Domestic abuse is not always obvious but there are signs to be aware of and look out for including:

  • A partner (or carer / adult child / other) always accompanying someone, seeming overly protective, or not letting them speak with professionals alone
  • Missed appointments
  • Changes in mood / behaviour
  • Financial difficulties
  • Visible physical injuries, or wearing excessive clothing which might be hiding these
  • A noticeable lack of contact with friends or family

This list isn't exhaustive. People may try to hide what is happening to them, or may be in denial that they are experiencing abuse.

If you become aware of domestic abuse, for information and advice, including referral contacts, see Help stop the cycle of violence.

(1)  According to the Crime Survey for England and Wales, in the year ending March 2017 an estimated 1.9 million adults aged 16 to 59 years experienced domestic abuse in the last year (1.2 million women, 713,000 men) (2) 

(2)  SafeLives (2015), Insights Idva National Dataset 2013-14. Bristol: SafeLives. SafeLives (2014), Marac national dataset 2014. Bristol: SafeLives  

(3)  In the year to March 2015 the Crime Survey for England and Wales reported that women and men with a long standing illness or disability were more than twice as likely to experience some form of domestic abuse than women and men with no long standing illness or disability.

(4)  Safelives Spotlight Report Disabled Survivors Too: Disabled people and domestic abuse  

(5)  Kessler RC, McLaughlin KA, Green JG, Gruber MJ, Sampson NA, Zaslavsky AM et al (2010) Childhood adversities and adult psychopathology in the WHO World Mental Health Surveys. Br J Psychiatry 197(5):378–385  

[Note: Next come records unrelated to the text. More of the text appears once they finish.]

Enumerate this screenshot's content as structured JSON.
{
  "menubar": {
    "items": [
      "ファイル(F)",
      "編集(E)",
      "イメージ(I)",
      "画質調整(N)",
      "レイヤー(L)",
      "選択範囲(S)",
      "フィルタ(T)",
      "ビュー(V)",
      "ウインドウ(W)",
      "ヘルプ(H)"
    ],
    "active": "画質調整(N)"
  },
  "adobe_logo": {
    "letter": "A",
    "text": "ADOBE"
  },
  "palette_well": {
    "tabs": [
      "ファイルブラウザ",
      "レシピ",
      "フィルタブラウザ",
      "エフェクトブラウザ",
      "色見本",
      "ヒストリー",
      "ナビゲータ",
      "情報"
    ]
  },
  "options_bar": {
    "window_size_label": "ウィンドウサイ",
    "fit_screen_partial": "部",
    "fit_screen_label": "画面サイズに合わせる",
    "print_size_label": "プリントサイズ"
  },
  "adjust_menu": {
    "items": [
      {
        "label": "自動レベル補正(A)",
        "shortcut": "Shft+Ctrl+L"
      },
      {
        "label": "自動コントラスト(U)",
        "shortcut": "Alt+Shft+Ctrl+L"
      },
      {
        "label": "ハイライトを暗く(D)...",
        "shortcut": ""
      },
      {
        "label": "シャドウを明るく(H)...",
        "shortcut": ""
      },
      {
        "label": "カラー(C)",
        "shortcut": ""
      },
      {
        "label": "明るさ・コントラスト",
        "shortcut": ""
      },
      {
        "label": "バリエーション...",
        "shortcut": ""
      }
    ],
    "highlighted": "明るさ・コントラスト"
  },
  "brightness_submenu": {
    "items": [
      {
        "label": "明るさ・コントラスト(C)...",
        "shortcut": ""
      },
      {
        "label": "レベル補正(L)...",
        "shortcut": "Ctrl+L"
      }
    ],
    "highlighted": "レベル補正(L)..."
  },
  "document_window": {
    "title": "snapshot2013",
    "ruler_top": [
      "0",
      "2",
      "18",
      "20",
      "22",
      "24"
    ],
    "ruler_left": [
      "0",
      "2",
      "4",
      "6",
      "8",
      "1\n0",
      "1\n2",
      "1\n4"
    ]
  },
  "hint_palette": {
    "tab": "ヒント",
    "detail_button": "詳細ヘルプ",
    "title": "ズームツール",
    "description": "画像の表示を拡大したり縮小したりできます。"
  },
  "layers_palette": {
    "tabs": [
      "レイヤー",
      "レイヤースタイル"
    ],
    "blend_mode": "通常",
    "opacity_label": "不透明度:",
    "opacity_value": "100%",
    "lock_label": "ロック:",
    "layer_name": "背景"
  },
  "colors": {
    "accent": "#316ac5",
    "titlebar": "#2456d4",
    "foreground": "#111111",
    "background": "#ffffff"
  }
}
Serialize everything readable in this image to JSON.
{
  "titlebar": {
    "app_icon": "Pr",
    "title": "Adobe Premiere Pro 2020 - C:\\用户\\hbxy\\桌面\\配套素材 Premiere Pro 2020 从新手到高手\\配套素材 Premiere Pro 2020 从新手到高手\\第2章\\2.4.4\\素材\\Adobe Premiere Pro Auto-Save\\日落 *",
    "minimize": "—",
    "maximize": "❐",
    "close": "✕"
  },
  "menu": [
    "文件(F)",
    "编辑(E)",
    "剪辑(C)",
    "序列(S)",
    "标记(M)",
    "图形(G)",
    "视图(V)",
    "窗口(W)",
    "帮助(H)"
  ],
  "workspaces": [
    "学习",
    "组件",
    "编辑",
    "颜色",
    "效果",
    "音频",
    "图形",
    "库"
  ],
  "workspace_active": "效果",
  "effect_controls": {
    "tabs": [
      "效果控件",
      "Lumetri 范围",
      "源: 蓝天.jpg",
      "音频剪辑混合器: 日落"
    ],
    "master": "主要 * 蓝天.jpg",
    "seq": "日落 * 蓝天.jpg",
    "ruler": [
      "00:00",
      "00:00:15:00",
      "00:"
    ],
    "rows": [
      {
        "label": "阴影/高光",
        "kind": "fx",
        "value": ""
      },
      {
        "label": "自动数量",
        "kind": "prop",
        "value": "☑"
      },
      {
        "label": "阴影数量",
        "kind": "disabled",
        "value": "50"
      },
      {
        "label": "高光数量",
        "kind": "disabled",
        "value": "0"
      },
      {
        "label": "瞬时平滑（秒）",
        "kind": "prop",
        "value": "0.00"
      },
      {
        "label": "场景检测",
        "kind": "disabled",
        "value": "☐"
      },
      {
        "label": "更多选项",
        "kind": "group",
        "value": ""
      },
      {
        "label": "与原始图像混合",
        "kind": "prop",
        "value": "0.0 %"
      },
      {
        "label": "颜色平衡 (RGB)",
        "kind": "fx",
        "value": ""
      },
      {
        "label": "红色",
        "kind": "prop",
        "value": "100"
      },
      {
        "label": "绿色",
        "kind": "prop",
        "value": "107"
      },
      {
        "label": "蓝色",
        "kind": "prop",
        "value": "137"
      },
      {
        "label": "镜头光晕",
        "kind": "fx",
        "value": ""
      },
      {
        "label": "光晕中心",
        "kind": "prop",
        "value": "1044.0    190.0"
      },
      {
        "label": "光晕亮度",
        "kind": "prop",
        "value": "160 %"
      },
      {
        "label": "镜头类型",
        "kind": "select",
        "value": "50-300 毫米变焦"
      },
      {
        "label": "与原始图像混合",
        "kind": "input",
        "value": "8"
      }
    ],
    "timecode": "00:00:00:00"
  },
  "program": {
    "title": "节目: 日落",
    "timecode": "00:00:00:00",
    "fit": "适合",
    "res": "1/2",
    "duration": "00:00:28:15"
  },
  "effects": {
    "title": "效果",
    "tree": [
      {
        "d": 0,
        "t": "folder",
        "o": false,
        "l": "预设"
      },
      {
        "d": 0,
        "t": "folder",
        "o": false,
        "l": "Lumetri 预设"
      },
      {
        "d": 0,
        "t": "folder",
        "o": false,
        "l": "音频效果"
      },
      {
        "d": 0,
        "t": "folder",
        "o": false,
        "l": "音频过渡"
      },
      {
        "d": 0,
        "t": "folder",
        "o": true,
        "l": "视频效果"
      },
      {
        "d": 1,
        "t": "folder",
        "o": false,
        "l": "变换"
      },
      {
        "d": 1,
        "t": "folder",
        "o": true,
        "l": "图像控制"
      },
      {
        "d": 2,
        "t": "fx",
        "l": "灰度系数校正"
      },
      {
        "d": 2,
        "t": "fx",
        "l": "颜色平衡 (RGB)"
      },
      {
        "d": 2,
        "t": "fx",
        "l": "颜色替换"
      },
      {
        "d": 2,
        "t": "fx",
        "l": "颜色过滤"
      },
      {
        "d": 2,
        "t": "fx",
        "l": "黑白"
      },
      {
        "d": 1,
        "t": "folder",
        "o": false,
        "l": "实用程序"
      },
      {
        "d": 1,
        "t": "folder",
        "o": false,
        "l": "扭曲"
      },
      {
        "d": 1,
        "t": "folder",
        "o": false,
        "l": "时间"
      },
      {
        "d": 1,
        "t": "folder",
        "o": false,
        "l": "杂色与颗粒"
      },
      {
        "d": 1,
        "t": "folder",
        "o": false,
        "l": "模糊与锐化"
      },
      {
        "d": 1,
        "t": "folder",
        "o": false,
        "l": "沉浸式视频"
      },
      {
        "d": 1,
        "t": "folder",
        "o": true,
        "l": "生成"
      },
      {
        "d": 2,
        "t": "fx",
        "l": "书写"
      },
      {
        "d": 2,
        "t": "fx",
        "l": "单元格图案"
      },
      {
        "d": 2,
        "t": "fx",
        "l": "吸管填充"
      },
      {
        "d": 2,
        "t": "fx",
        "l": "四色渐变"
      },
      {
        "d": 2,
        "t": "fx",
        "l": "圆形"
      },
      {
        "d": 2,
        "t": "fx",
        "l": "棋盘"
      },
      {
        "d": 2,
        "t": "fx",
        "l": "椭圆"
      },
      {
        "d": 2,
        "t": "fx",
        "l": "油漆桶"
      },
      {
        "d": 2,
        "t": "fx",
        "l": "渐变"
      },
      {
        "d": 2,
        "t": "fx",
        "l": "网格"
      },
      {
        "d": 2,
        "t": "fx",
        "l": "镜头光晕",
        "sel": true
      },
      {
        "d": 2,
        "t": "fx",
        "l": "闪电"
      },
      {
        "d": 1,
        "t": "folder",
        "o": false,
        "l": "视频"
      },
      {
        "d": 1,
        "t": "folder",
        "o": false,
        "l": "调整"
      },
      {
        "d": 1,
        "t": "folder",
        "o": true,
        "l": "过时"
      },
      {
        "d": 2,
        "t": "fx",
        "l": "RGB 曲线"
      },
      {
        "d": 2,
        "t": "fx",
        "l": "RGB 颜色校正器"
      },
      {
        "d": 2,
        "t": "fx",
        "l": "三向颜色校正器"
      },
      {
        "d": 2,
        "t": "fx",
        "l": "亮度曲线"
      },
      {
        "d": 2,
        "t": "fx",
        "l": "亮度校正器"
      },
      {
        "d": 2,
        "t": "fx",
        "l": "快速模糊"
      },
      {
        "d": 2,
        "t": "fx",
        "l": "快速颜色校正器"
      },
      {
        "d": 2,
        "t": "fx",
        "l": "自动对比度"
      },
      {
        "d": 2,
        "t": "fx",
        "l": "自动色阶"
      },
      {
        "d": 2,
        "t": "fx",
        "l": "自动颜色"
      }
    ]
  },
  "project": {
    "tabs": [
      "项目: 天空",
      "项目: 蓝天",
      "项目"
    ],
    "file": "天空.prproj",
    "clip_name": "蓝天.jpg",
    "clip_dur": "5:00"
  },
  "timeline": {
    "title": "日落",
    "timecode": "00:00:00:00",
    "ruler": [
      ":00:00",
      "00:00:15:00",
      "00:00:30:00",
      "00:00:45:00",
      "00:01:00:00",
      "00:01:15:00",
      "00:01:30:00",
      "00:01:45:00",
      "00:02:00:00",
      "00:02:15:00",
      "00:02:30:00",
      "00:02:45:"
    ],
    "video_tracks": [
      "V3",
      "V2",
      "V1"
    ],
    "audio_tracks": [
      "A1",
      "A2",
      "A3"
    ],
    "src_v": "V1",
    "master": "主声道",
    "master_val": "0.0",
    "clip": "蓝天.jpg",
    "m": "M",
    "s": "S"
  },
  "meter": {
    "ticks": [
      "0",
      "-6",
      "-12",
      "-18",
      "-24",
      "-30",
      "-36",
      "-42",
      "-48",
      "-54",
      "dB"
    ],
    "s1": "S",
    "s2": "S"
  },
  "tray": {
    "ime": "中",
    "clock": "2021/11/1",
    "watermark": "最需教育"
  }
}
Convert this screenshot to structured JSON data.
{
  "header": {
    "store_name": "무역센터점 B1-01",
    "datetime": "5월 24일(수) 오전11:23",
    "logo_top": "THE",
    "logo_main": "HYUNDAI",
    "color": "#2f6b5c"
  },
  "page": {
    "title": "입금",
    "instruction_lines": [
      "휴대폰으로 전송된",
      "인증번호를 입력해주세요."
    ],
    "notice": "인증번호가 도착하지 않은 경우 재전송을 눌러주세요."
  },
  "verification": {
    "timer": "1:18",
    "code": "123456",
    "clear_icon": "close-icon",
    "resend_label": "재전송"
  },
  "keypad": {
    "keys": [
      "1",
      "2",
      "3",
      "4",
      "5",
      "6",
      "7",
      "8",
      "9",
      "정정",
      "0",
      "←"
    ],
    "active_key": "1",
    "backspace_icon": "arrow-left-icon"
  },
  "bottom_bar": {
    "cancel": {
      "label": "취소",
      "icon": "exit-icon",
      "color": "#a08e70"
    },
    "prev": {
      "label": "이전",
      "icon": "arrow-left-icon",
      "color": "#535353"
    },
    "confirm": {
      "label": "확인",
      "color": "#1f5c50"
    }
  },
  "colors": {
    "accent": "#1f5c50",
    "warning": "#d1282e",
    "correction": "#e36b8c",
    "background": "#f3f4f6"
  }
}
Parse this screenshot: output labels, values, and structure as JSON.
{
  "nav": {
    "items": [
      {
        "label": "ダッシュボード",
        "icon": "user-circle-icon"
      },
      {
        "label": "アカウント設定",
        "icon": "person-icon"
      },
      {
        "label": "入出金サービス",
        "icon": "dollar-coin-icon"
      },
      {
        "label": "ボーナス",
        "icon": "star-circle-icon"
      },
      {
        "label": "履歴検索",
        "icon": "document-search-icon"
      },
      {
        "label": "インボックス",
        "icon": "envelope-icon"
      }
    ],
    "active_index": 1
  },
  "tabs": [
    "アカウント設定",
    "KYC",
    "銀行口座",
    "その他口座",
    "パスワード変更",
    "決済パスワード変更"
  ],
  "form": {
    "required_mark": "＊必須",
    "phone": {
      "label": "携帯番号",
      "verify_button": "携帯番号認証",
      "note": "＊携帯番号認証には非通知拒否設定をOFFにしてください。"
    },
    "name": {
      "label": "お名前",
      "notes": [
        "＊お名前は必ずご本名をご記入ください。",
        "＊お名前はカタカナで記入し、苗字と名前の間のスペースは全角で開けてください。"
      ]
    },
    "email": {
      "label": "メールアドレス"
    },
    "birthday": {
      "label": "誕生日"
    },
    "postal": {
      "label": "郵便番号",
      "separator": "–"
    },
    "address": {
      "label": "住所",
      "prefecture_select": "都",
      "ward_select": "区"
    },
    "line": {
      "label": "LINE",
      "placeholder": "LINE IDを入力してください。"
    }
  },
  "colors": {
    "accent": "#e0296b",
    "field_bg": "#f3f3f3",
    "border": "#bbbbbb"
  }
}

(6)  World Health Organization, 'World Report on Violence and Health', ed. By Krug, Etienne G., et al., Geneva, 2002; James, M., 'Domestic Violence as a Form of Child Abuse: Identification and Prevention', Issues in Child Abuse Prevention, 1994; Centers for Disease Control and Prevention, and Calverton, MD, ORC Macro, 'Reproductive, Maternal and Child Health in Eastern Europe and Eurasia: A Comparative Report', Atlanta, GA 2003; Indermaur, David, 'Young Australians and Domestic Violence', Trends and Issues in Crime and Criminal Justice, No. 195, Canberra, 2001. Quoted in this Unicef report: